• DIRECTIONS FOR THIS TASK: Please give the number of lines in the material below that contain "icon", without further comment.

○ ○ ○ ○

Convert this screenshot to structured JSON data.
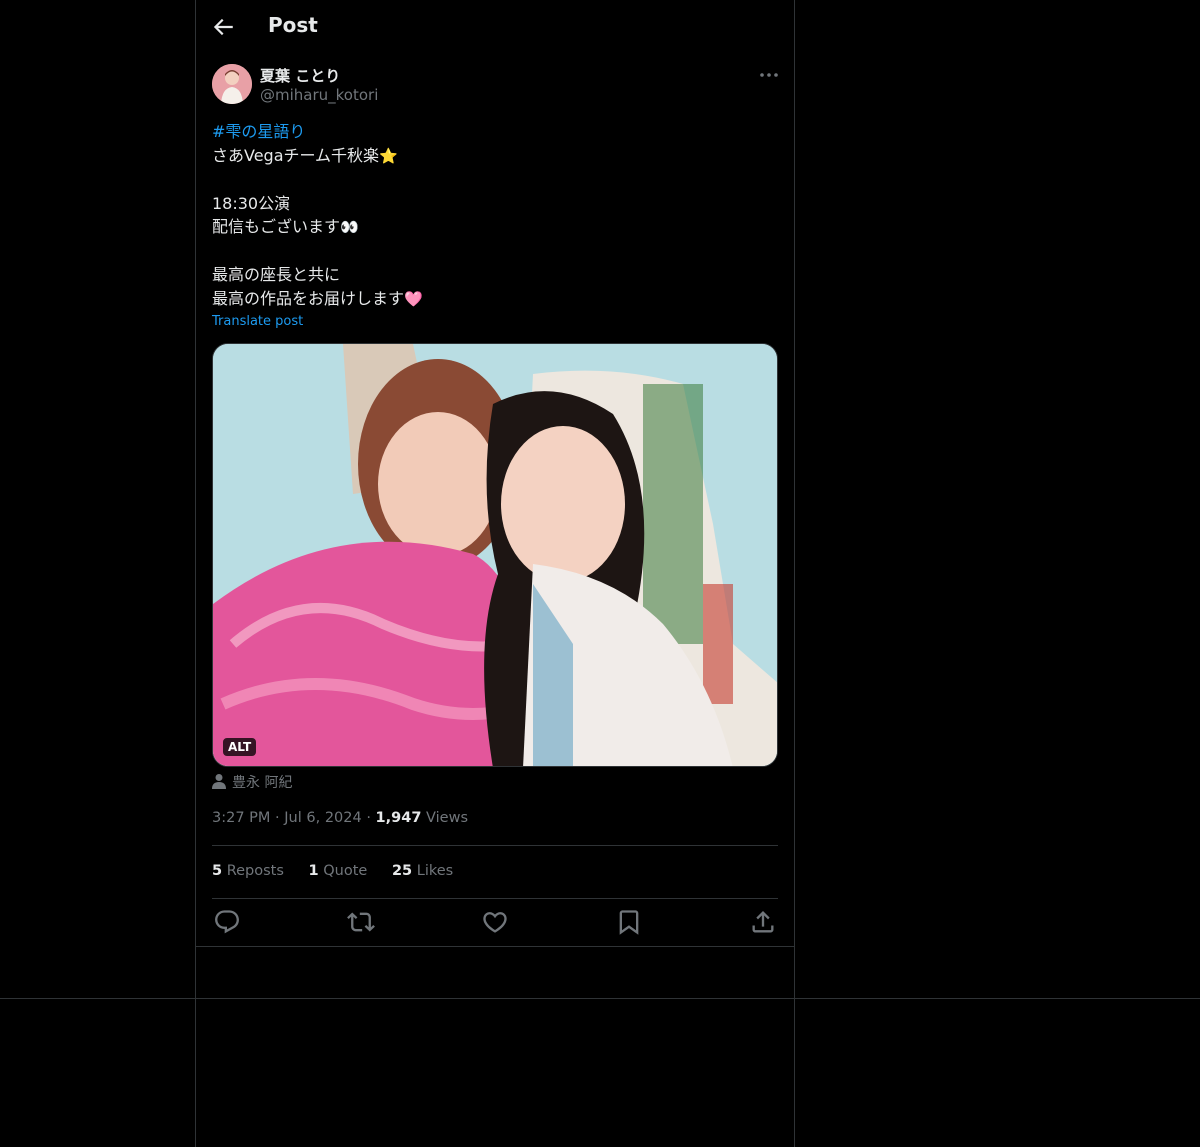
{
  "header": {
    "title": "Post",
    "back_icon": "arrow-left-icon"
  },
  "author": {
    "name": "夏葉 ことり",
    "handle": "@miharu_kotori",
    "more_icon": "more-horizontal-icon"
  },
  "tweet": {
    "hashtag": "#雫の星語り",
    "line2": "さあVegaチーム千秋楽",
    "emoji_star": "⭐",
    "line4": "18:30公演",
    "line5": "配信もございます",
    "emoji_eyes": "👀",
    "line7": "最高の座長と共に",
    "line8": "最高の作品をお届けします",
    "emoji_heart": "🩷"
  },
  "translate_label": "Translate post",
  "media": {
    "alt_badge": "ALT"
  },
  "tagged_user": "豊永 阿紀",
  "meta": {
    "time": "3:27 PM",
    "sep1": "·",
    "date": "Jul 6, 2024",
    "sep2": "·",
    "views_count": "1,947",
    "views_label": "Views"
  },
  "stats": {
    "reposts_count": "5",
    "reposts_label": "Reposts",
    "quotes_count": "1",
    "quotes_label": "Quote",
    "likes_count": "25",
    "likes_label": "Likes"
  },
  "actions": [
    "reply-icon",
    "repost-icon",
    "like-icon",
    "bookmark-icon",
    "share-icon"
  ],
  "colors": {
    "background": "#000000",
    "text": "#e7e9ea",
    "secondary": "#71767b",
    "accent": "#1d9bf0",
    "border": "#2f3336"
  }
}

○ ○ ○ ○

• WRITTEN ANSWER: 7